Problem to solve >>
Write out every line below that includes the word "label".

━━━━

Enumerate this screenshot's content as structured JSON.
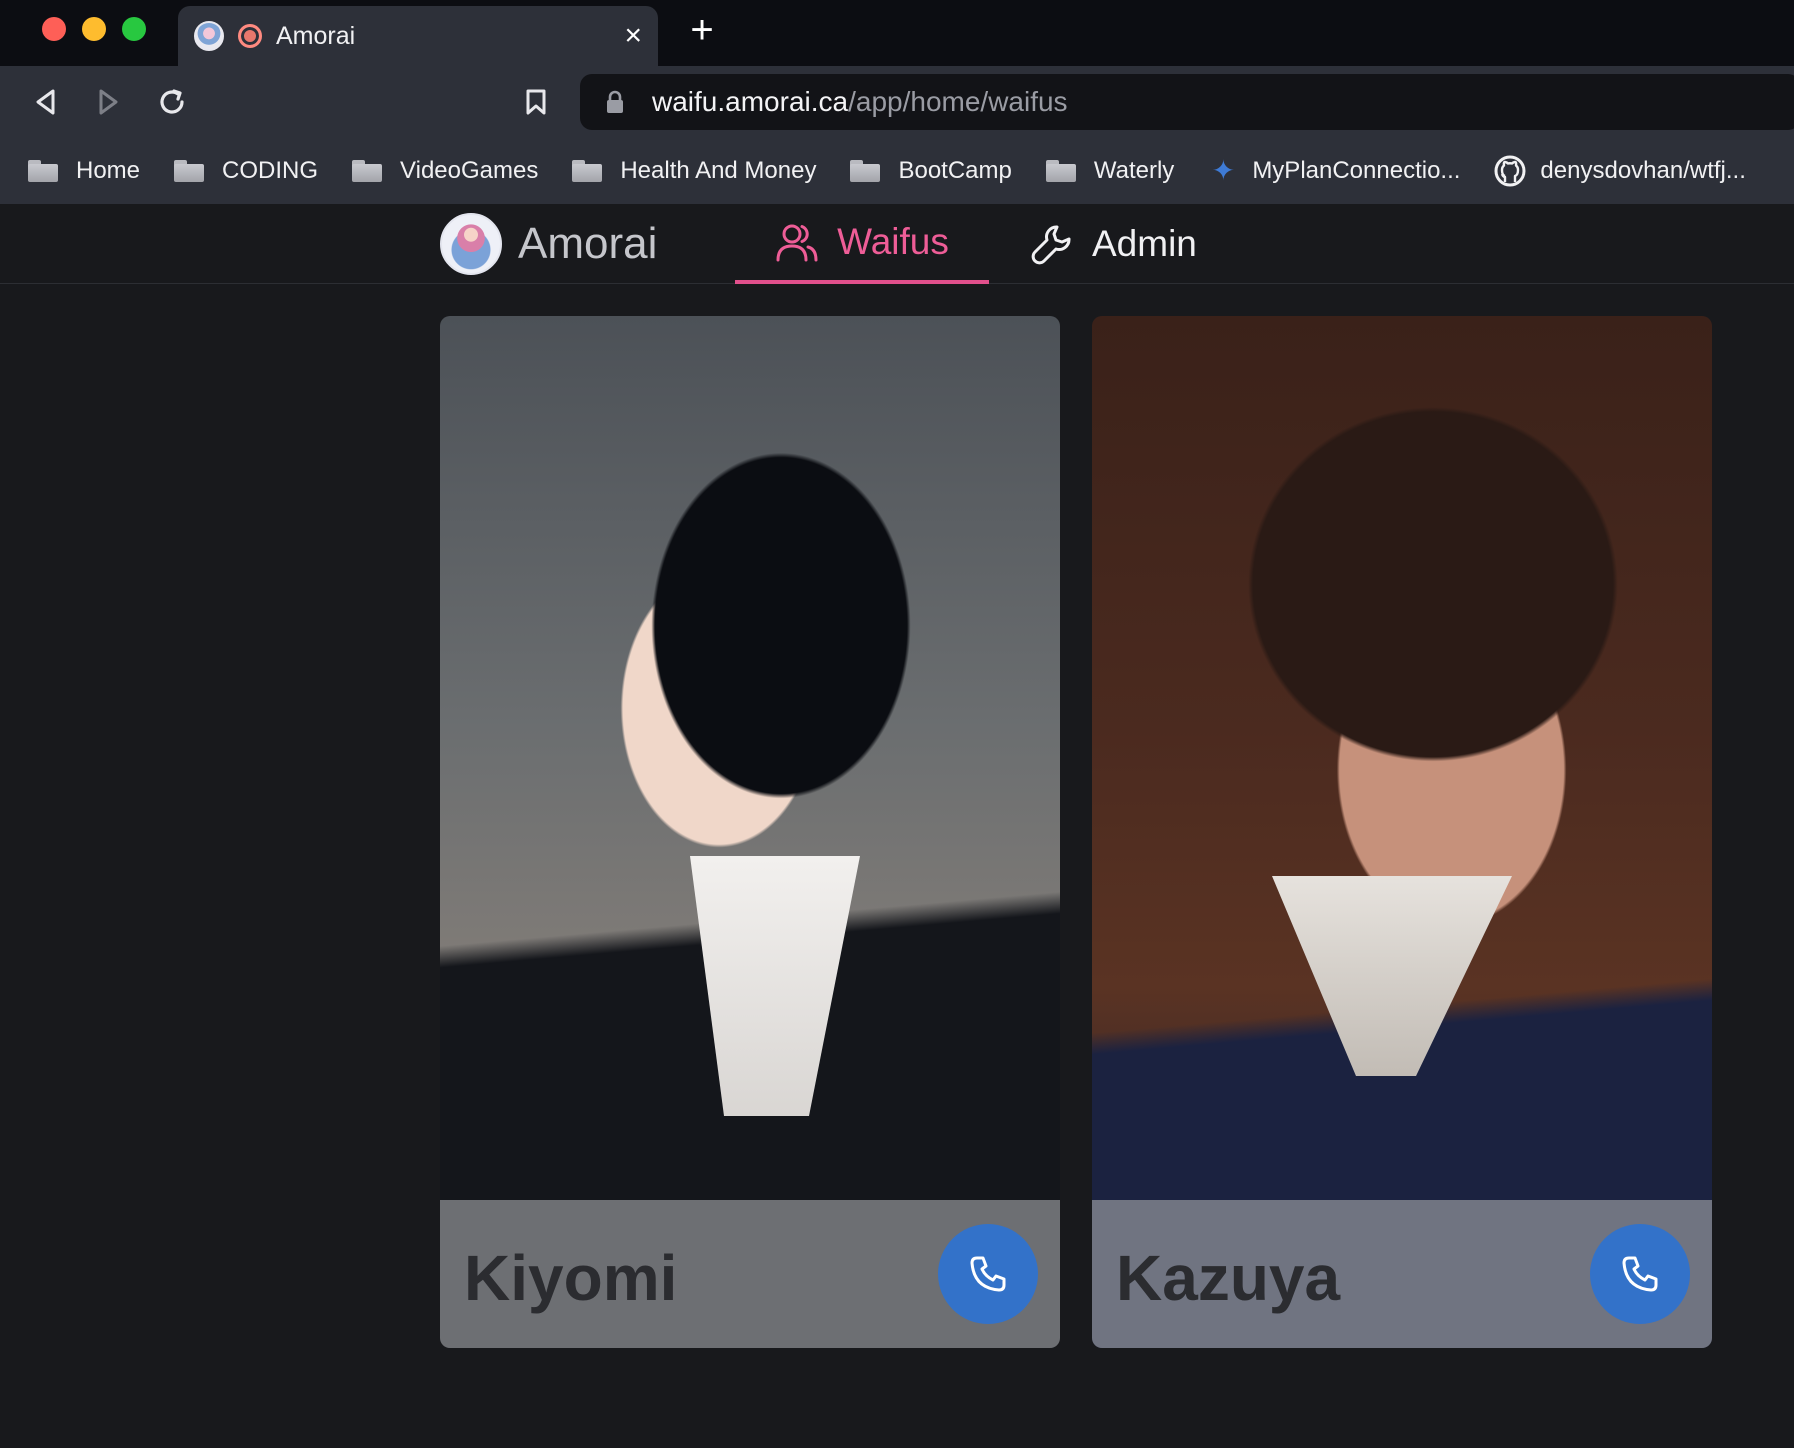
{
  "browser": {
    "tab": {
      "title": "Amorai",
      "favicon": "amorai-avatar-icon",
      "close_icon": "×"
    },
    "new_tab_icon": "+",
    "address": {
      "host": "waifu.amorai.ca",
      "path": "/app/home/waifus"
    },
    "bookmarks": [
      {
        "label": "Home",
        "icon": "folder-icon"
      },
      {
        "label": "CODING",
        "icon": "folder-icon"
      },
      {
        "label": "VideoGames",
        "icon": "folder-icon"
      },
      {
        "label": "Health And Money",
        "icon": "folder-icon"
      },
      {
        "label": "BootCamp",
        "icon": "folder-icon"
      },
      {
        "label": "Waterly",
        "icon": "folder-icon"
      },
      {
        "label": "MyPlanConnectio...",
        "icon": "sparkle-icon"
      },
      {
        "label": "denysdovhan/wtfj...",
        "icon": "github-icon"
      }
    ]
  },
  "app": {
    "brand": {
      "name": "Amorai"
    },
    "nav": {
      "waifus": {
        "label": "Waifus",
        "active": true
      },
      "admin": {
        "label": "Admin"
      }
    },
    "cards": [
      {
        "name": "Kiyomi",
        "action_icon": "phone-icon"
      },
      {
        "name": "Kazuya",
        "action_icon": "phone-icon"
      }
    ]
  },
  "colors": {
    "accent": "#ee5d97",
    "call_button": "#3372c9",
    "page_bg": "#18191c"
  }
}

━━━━

Answer to the exercise >>
        "label": "Home",
        "label": "CODING",
        "label": "VideoGames",
        "label": "Health And Money",
        "label": "BootCamp",
        "label": "Waterly",
        "label": "MyPlanConnectio...",
        "label": "denysdovhan/wtfj...",
        "label": "Waifus",
        "label": "Admin"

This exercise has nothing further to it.